Website and app data records:
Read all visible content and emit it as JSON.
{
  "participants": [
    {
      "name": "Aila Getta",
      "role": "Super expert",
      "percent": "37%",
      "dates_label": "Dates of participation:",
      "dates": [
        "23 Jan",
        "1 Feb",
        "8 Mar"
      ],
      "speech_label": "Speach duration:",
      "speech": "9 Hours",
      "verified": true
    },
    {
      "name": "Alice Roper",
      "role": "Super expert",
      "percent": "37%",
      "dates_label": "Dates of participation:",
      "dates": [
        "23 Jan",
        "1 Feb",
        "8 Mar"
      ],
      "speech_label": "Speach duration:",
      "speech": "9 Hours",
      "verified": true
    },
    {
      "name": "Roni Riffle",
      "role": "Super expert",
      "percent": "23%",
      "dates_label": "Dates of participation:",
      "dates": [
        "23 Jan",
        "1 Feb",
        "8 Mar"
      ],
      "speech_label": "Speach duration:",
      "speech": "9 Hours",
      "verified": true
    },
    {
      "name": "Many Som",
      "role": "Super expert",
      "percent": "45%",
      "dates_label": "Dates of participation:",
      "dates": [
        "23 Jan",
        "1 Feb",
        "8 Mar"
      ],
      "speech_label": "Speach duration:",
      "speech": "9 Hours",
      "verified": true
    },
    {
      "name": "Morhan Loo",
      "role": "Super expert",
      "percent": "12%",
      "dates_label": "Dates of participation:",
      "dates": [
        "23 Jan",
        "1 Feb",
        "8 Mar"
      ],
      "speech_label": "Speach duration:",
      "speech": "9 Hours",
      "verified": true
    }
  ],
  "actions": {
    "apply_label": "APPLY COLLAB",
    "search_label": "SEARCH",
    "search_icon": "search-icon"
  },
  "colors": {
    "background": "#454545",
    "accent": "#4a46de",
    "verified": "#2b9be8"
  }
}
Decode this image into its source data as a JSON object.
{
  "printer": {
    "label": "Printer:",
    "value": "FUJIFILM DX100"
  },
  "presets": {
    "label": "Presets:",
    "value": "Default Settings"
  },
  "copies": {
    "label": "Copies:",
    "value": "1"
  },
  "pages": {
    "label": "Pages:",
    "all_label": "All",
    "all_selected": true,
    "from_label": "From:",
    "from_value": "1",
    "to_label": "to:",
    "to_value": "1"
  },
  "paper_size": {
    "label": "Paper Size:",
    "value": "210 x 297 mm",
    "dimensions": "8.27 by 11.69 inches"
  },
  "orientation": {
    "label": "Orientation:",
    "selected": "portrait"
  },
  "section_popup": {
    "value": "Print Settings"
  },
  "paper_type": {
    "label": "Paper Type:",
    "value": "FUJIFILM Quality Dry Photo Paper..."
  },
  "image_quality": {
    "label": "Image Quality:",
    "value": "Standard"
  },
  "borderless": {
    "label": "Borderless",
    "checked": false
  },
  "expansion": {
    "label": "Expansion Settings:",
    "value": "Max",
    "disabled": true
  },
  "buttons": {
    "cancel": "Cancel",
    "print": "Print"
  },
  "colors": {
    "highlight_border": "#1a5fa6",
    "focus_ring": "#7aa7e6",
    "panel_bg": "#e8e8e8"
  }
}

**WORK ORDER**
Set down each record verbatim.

**TASK RESPONSE**
Read all visible content and emit it as JSON.
{
  "participants": [
    {
      "name": "Aila Getta",
      "role": "Super expert",
      "percent": "37%",
      "dates_label": "Dates of participation:",
      "dates": [
        "23 Jan",
        "1 Feb",
        "8 Mar"
      ],
      "speech_label": "Speach duration:",
      "speech": "9 Hours",
      "verified": true
    },
    {
      "name": "Alice Roper",
      "role": "Super expert",
      "percent": "37%",
      "dates_label": "Dates of participation:",
      "dates": [
        "23 Jan",
        "1 Feb",
        "8 Mar"
      ],
      "speech_label": "Speach duration:",
      "speech": "9 Hours",
      "verified": true
    },
    {
      "name": "Roni Riffle",
      "role": "Super expert",
      "percent": "23%",
      "dates_label": "Dates of participation:",
      "dates": [
        "23 Jan",
        "1 Feb",
        "8 Mar"
      ],
      "speech_label": "Speach duration:",
      "speech": "9 Hours",
      "verified": true
    },
    {
      "name": "Many Som",
      "role": "Super expert",
      "percent": "45%",
      "dates_label": "Dates of participation:",
      "dates": [
        "23 Jan",
        "1 Feb",
        "8 Mar"
      ],
      "speech_label": "Speach duration:",
      "speech": "9 Hours",
      "verified": true
    },
    {
      "name": "Morhan Loo",
      "role": "Super expert",
      "percent": "12%",
      "dates_label": "Dates of participation:",
      "dates": [
        "23 Jan",
        "1 Feb",
        "8 Mar"
      ],
      "speech_label": "Speach duration:",
      "speech": "9 Hours",
      "verified": true
    }
  ],
  "actions": {
    "apply_label": "APPLY COLLAB",
    "search_label": "SEARCH",
    "search_icon": "search-icon"
  },
  "colors": {
    "background": "#454545",
    "accent": "#4a46de",
    "verified": "#2b9be8"
  }
}
Decode this image into its source data as a JSON object.
{
  "printer": {
    "label": "Printer:",
    "value": "FUJIFILM DX100"
  },
  "presets": {
    "label": "Presets:",
    "value": "Default Settings"
  },
  "copies": {
    "label": "Copies:",
    "value": "1"
  },
  "pages": {
    "label": "Pages:",
    "all_label": "All",
    "all_selected": true,
    "from_label": "From:",
    "from_value": "1",
    "to_label": "to:",
    "to_value": "1"
  },
  "paper_size": {
    "label": "Paper Size:",
    "value": "210 x 297 mm",
    "dimensions": "8.27 by 11.69 inches"
  },
  "orientation": {
    "label": "Orientation:",
    "selected": "portrait"
  },
  "section_popup": {
    "value": "Print Settings"
  },
  "paper_type": {
    "label": "Paper Type:",
    "value": "FUJIFILM Quality Dry Photo Paper..."
  },
  "image_quality": {
    "label": "Image Quality:",
    "value": "Standard"
  },
  "borderless": {
    "label": "Borderless",
    "checked": false
  },
  "expansion": {
    "label": "Expansion Settings:",
    "value": "Max",
    "disabled": true
  },
  "buttons": {
    "cancel": "Cancel",
    "print": "Print"
  },
  "colors": {
    "highlight_border": "#1a5fa6",
    "focus_ring": "#7aa7e6",
    "panel_bg": "#e8e8e8"
  }
}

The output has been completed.